**TASK GOAL:** Print each entry below precisely as it reads.

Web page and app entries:
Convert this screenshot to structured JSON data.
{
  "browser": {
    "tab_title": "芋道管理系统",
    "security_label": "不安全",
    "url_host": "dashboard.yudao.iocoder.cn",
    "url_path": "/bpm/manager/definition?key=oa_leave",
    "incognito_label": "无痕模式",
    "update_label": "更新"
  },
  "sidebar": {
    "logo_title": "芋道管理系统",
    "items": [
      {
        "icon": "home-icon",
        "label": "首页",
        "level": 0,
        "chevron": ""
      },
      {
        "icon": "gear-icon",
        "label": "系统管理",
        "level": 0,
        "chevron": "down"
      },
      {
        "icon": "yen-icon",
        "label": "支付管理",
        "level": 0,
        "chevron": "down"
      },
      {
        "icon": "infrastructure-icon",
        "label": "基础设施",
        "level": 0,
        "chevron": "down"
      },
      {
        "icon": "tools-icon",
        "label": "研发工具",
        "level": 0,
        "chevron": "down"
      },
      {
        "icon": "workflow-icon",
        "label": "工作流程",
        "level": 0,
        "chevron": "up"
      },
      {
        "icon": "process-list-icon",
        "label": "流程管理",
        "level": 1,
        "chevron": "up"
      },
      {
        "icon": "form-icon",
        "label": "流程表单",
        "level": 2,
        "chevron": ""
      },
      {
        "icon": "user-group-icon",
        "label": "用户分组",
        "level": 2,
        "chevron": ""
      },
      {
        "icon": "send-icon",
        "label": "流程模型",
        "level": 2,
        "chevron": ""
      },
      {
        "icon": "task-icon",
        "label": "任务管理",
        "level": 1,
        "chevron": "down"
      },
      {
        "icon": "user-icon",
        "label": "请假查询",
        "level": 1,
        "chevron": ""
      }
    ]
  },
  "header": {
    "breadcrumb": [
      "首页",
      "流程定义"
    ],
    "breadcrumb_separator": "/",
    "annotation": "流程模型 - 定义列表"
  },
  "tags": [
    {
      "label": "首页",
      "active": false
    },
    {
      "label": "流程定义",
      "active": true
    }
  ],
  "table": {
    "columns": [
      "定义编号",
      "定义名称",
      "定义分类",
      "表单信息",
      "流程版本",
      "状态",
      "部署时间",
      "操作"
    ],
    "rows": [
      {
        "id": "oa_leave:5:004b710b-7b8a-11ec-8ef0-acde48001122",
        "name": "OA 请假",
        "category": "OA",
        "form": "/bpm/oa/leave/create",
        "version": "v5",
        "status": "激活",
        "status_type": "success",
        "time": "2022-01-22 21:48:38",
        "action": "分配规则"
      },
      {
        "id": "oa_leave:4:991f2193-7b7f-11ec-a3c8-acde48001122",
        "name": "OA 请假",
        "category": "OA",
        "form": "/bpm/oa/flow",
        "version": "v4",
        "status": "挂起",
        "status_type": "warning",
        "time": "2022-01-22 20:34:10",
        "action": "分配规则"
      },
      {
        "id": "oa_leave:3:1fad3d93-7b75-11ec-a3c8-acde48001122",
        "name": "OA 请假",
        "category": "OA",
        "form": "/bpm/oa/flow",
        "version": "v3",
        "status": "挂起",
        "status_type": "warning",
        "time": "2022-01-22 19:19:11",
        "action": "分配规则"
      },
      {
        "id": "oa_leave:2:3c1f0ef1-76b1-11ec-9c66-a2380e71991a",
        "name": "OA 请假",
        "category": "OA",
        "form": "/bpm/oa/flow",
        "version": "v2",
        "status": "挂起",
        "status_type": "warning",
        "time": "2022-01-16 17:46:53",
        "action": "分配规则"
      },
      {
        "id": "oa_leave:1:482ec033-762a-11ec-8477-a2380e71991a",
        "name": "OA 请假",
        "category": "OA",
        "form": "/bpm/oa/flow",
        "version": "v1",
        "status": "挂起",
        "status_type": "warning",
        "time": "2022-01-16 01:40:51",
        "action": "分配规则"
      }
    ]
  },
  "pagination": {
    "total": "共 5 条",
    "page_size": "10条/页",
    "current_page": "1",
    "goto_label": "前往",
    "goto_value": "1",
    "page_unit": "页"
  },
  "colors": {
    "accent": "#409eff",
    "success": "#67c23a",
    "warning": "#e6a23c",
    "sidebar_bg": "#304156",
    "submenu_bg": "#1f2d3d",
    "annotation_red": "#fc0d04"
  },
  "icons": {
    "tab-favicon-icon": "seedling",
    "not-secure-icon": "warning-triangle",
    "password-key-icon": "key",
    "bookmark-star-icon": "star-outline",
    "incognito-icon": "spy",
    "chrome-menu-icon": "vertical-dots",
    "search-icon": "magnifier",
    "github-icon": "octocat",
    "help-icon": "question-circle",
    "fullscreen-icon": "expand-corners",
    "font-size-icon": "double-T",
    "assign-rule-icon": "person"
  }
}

**ANSWER FOR THIS EXERCISE:**
Convert this screenshot to structured JSON data.
{
  "browser": {
    "tab_title": "芋道管理系统",
    "security_label": "不安全",
    "url_host": "dashboard.yudao.iocoder.cn",
    "url_path": "/bpm/manager/definition?key=oa_leave",
    "incognito_label": "无痕模式",
    "update_label": "更新"
  },
  "sidebar": {
    "logo_title": "芋道管理系统",
    "items": [
      {
        "icon": "home-icon",
        "label": "首页",
        "level": 0,
        "chevron": ""
      },
      {
        "icon": "gear-icon",
        "label": "系统管理",
        "level": 0,
        "chevron": "down"
      },
      {
        "icon": "yen-icon",
        "label": "支付管理",
        "level": 0,
        "chevron": "down"
      },
      {
        "icon": "infrastructure-icon",
        "label": "基础设施",
        "level": 0,
        "chevron": "down"
      },
      {
        "icon": "tools-icon",
        "label": "研发工具",
        "level": 0,
        "chevron": "down"
      },
      {
        "icon": "workflow-icon",
        "label": "工作流程",
        "level": 0,
        "chevron": "up"
      },
      {
        "icon": "process-list-icon",
        "label": "流程管理",
        "level": 1,
        "chevron": "up"
      },
      {
        "icon": "form-icon",
        "label": "流程表单",
        "level": 2,
        "chevron": ""
      },
      {
        "icon": "user-group-icon",
        "label": "用户分组",
        "level": 2,
        "chevron": ""
      },
      {
        "icon": "send-icon",
        "label": "流程模型",
        "level": 2,
        "chevron": ""
      },
      {
        "icon": "task-icon",
        "label": "任务管理",
        "level": 1,
        "chevron": "down"
      },
      {
        "icon": "user-icon",
        "label": "请假查询",
        "level": 1,
        "chevron": ""
      }
    ]
  },
  "header": {
    "breadcrumb": [
      "首页",
      "流程定义"
    ],
    "breadcrumb_separator": "/",
    "annotation": "流程模型 - 定义列表"
  },
  "tags": [
    {
      "label": "首页",
      "active": false
    },
    {
      "label": "流程定义",
      "active": true
    }
  ],
  "table": {
    "columns": [
      "定义编号",
      "定义名称",
      "定义分类",
      "表单信息",
      "流程版本",
      "状态",
      "部署时间",
      "操作"
    ],
    "rows": [
      {
        "id": "oa_leave:5:004b710b-7b8a-11ec-8ef0-acde48001122",
        "name": "OA 请假",
        "category": "OA",
        "form": "/bpm/oa/leave/create",
        "version": "v5",
        "status": "激活",
        "status_type": "success",
        "time": "2022-01-22 21:48:38",
        "action": "分配规则"
      },
      {
        "id": "oa_leave:4:991f2193-7b7f-11ec-a3c8-acde48001122",
        "name": "OA 请假",
        "category": "OA",
        "form": "/bpm/oa/flow",
        "version": "v4",
        "status": "挂起",
        "status_type": "warning",
        "time": "2022-01-22 20:34:10",
        "action": "分配规则"
      },
      {
        "id": "oa_leave:3:1fad3d93-7b75-11ec-a3c8-acde48001122",
        "name": "OA 请假",
        "category": "OA",
        "form": "/bpm/oa/flow",
        "version": "v3",
        "status": "挂起",
        "status_type": "warning",
        "time": "2022-01-22 19:19:11",
        "action": "分配规则"
      },
      {
        "id": "oa_leave:2:3c1f0ef1-76b1-11ec-9c66-a2380e71991a",
        "name": "OA 请假",
        "category": "OA",
        "form": "/bpm/oa/flow",
        "version": "v2",
        "status": "挂起",
        "status_type": "warning",
        "time": "2022-01-16 17:46:53",
        "action": "分配规则"
      },
      {
        "id": "oa_leave:1:482ec033-762a-11ec-8477-a2380e71991a",
        "name": "OA 请假",
        "category": "OA",
        "form": "/bpm/oa/flow",
        "version": "v1",
        "status": "挂起",
        "status_type": "warning",
        "time": "2022-01-16 01:40:51",
        "action": "分配规则"
      }
    ]
  },
  "pagination": {
    "total": "共 5 条",
    "page_size": "10条/页",
    "current_page": "1",
    "goto_label": "前往",
    "goto_value": "1",
    "page_unit": "页"
  },
  "colors": {
    "accent": "#409eff",
    "success": "#67c23a",
    "warning": "#e6a23c",
    "sidebar_bg": "#304156",
    "submenu_bg": "#1f2d3d",
    "annotation_red": "#fc0d04"
  },
  "icons": {
    "tab-favicon-icon": "seedling",
    "not-secure-icon": "warning-triangle",
    "password-key-icon": "key",
    "bookmark-star-icon": "star-outline",
    "incognito-icon": "spy",
    "chrome-menu-icon": "vertical-dots",
    "search-icon": "magnifier",
    "github-icon": "octocat",
    "help-icon": "question-circle",
    "fullscreen-icon": "expand-corners",
    "font-size-icon": "double-T",
    "assign-rule-icon": "person"
  }
}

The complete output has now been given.